Do not hear the stories of Jesus in simply one way! He tells them in order to get conversation started. Today’s story asks us, “What kind of soil are you?” It also asks,

“What kind of sower?”

What kind of sower are you? Not only are God’s actions seeds that are scattered, but our actions done in the name of God are also scattered seeds. Each of us is meant to stride the fields of life broadcasting seed, doing actions great and small, but doing them in the name of God, with the divine harvest in mind.

It matters not whether what you do is something great in the eyes of the world, for any human deed is a frail thing. What matters is whether your action is a seed, something that, if it lands in welcoming soil, can yield a rich harvest. Then realize this — whether you put a bandage on a child’s skinned knee or endow a college, whether you take soup to a sick neighbour or establish a food bank, you are doing what we all must do — striding through the days of your life, broadcasting the seed of God’s purpose, seed that will take root in hospitable soil and yield a rich harvest — of kindness, of justice, of new opportunity — a harvest beyond your imagining.

What kind of soil are you?

What kind of sower are you?

HYMN 638: THROUGH ALL THE CHANGING SCENES OF LIFE-StF

PRAYERS OF INTERCESSION: Today, we have been thinking about The parable of the sower. We, as individuals and as a church circuit are like the soil where the seed is planted. The seed is God’s word.

As you come out and plant your seed, you might like to ask God to help you as You study His word; or you might like to pray for the church, here and elsewhere, that it might be a place where God’s word is preached and taught.

While you are waiting for others to plant their seeds, you might continue to pray for the church, or perhaps to pray for those with responsibility for growing our crops. So, as we plant our seeds. Let us pray.

Lord, as our seeds begin to grow in the soil, so may we grow in faith and in love of You. We offer all our prayers in the name of Jesus. Amen

The Lord’s Prayer

HYMN 639: THROUGH THE LOVE OF GOD OUR SAVIOR-StF

BLESSINGS: The rain and snow come down from the heavens and stay on the ground to water the earth. They cause the grain to grow, producing seeds for the farmer and bread for the hungry.

It is the same with my word. I send it out, and it always produces fruit.

It will accomplish all I want it to, and it will prosper everywhere I send it.

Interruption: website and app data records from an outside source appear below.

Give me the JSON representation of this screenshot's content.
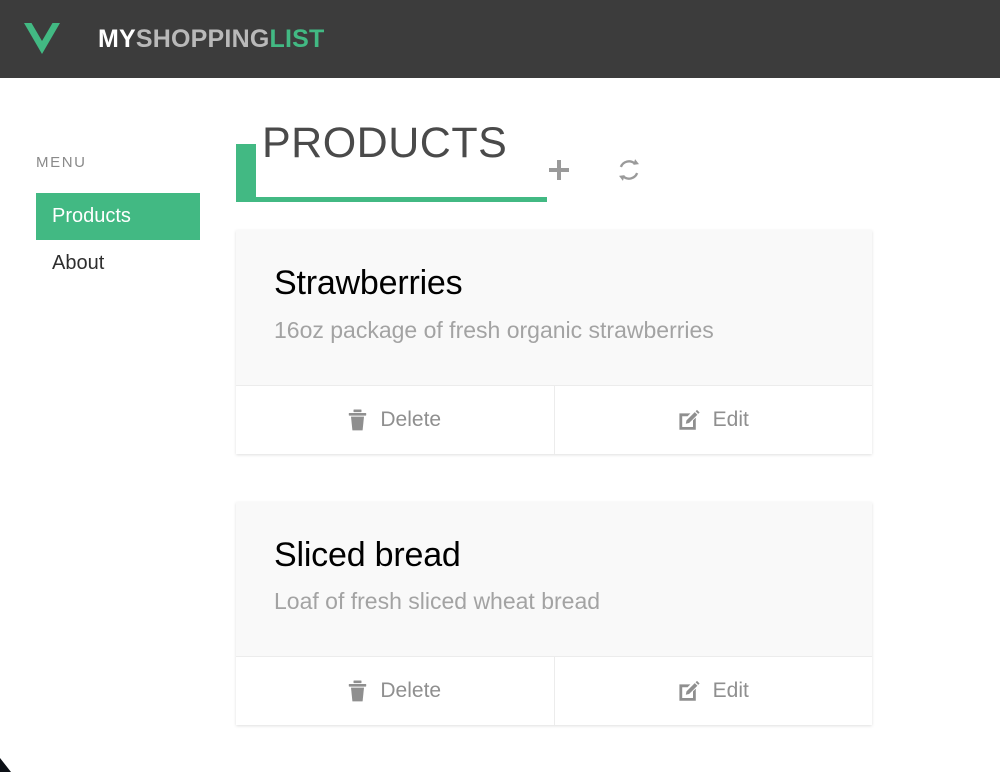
{
  "header": {
    "logo_icon": "vue-logo-icon",
    "brand_part1": "MY",
    "brand_part2": "SHOPPING",
    "brand_part3": "LIST",
    "background_color": "#3c3c3c",
    "accent_color": "#42b983"
  },
  "sidebar": {
    "label": "MENU",
    "items": [
      {
        "label": "Products",
        "active": true
      },
      {
        "label": "About",
        "active": false
      }
    ]
  },
  "main": {
    "title": "PRODUCTS",
    "accent_color": "#42b983",
    "actions": [
      {
        "name": "add-product-button",
        "icon": "plus-icon"
      },
      {
        "name": "refresh-button",
        "icon": "refresh-icon"
      }
    ],
    "cards": [
      {
        "title": "Strawberries",
        "description": "16oz package of fresh organic strawberries",
        "delete_label": "Delete",
        "edit_label": "Edit",
        "delete_icon": "trash-icon",
        "edit_icon": "edit-icon"
      },
      {
        "title": "Sliced bread",
        "description": "Loaf of fresh sliced wheat bread",
        "delete_label": "Delete",
        "edit_label": "Edit",
        "delete_icon": "trash-icon",
        "edit_icon": "edit-icon"
      }
    ]
  }
}
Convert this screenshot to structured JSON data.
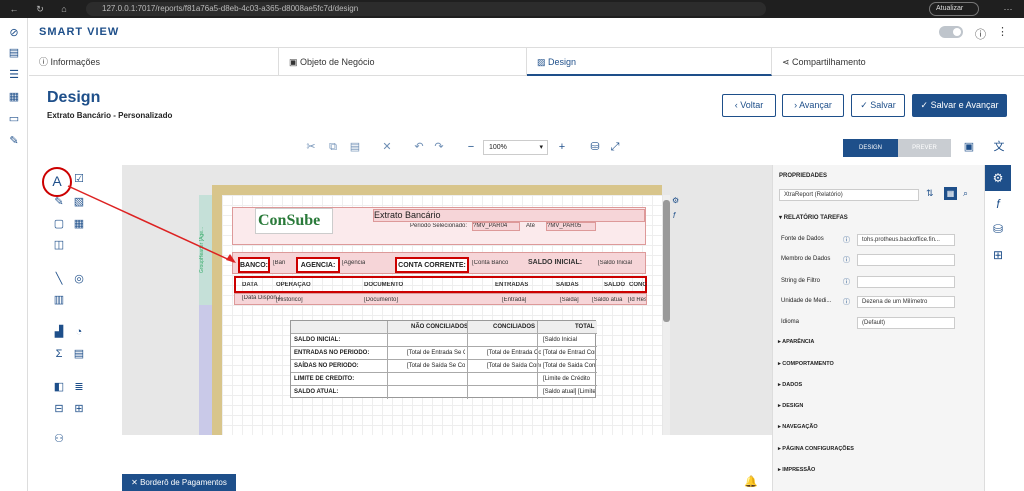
{
  "browser": {
    "url": "127.0.0.1:7017/reports/f81a76a5-d8eb-4c03-a365-d8008ae5fc7d/design",
    "update_label": "Atualizar"
  },
  "header": {
    "app_title": "SMART VIEW"
  },
  "tabs": [
    {
      "label": "Informações"
    },
    {
      "label": "Objeto de Negócio"
    },
    {
      "label": "Design"
    },
    {
      "label": "Compartilhamento"
    }
  ],
  "page": {
    "title": "Design",
    "subtitle": "Extrato Bancário - Personalizado"
  },
  "actions": {
    "back": "Voltar",
    "next": "Avançar",
    "save": "Salvar",
    "save_next": "Salvar e Avançar"
  },
  "toolbar": {
    "zoom": "100%",
    "design_tab": "DESIGN",
    "preview_tab": "PREVER"
  },
  "report": {
    "logo_text": "ConSube",
    "title": "Extrato Bancário",
    "periodo": "Periodo Selecionado:",
    "par04": "?MV_PAR04",
    "ate": "Até",
    "par05": "?MV_PAR05",
    "band_label": "GroupHeader [Age...",
    "banco_label": "BANCO:",
    "banco_val": "[Ban",
    "agencia_label": "AGENCIA:",
    "agencia_val": "[Agencia",
    "conta_label": "CONTA CORRENTE:",
    "conta_val": "[Conta Banco",
    "saldo_label": "SALDO INICIAL:",
    "saldo_val": "[Saldo Inicial",
    "columns": [
      "DATA",
      "OPERAÇÃO",
      "DOCUMENTO",
      "ENTRADAS",
      "SAIDAS",
      "SALDO",
      "CONC"
    ],
    "detail": [
      "[Data Dispon.]",
      "[Historico]",
      "[Documento]",
      "[Entrada]",
      "[Saida]",
      "[Saldo atua",
      "[Id Result"
    ],
    "summary_headers": [
      "NÃO CONCILIADOS",
      "CONCILIADOS",
      "TOTAL"
    ],
    "summary_rows": [
      {
        "label": "SALDO INICIAL:",
        "nc": "",
        "c": "",
        "t": "[Saldo Inicial"
      },
      {
        "label": "ENTRADAS NO PERIODO:",
        "nc": "[Total de Entrada Se Conciliado]",
        "c": "[Total de Entrada Conciliado]",
        "t": "[Total de Entrad Conciliado] + [Total"
      },
      {
        "label": "SAÍDAS NO PERIODO:",
        "nc": "[Total de Saída Se Conciliado]",
        "c": "[Total de Saída Conciliado]",
        "t": "[Total de Saida Conciliado] + [Total"
      },
      {
        "label": "LIMITE DE CREDITO:",
        "nc": "",
        "c": "",
        "t": "[Limite de Crédito"
      },
      {
        "label": "SALDO ATUAL:",
        "nc": "",
        "c": "",
        "t": "[Saldo atual] [Limite de Crédito"
      }
    ]
  },
  "properties": {
    "title": "PROPRIEDADES",
    "object": "XtraReport (Relatório)",
    "section": "RELATÓRIO TAREFAS",
    "rows": [
      {
        "label": "Fonte de Dados",
        "value": "tohs.protheus.backoffice.fin..."
      },
      {
        "label": "Membro de Dados",
        "value": ""
      },
      {
        "label": "String de Filtro",
        "value": ""
      },
      {
        "label": "Unidade de Medi...",
        "value": "Dezena de um Milímetro"
      },
      {
        "label": "Idioma",
        "value": "(Default)"
      }
    ],
    "sections": [
      "APARÊNCIA",
      "COMPORTAMENTO",
      "DADOS",
      "DESIGN",
      "NAVEGAÇÃO",
      "PÁGINA CONFIGURAÇÕES",
      "IMPRESSÃO"
    ]
  },
  "footer": {
    "bordero": "Borderô de Pagamentos"
  }
}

Lord, write Your word on our hearts, and help us to be ready to speak it when You call us to do so. And may the blessing of God, Father, Son and Holy Spirit be upon you and remain with you always. Amen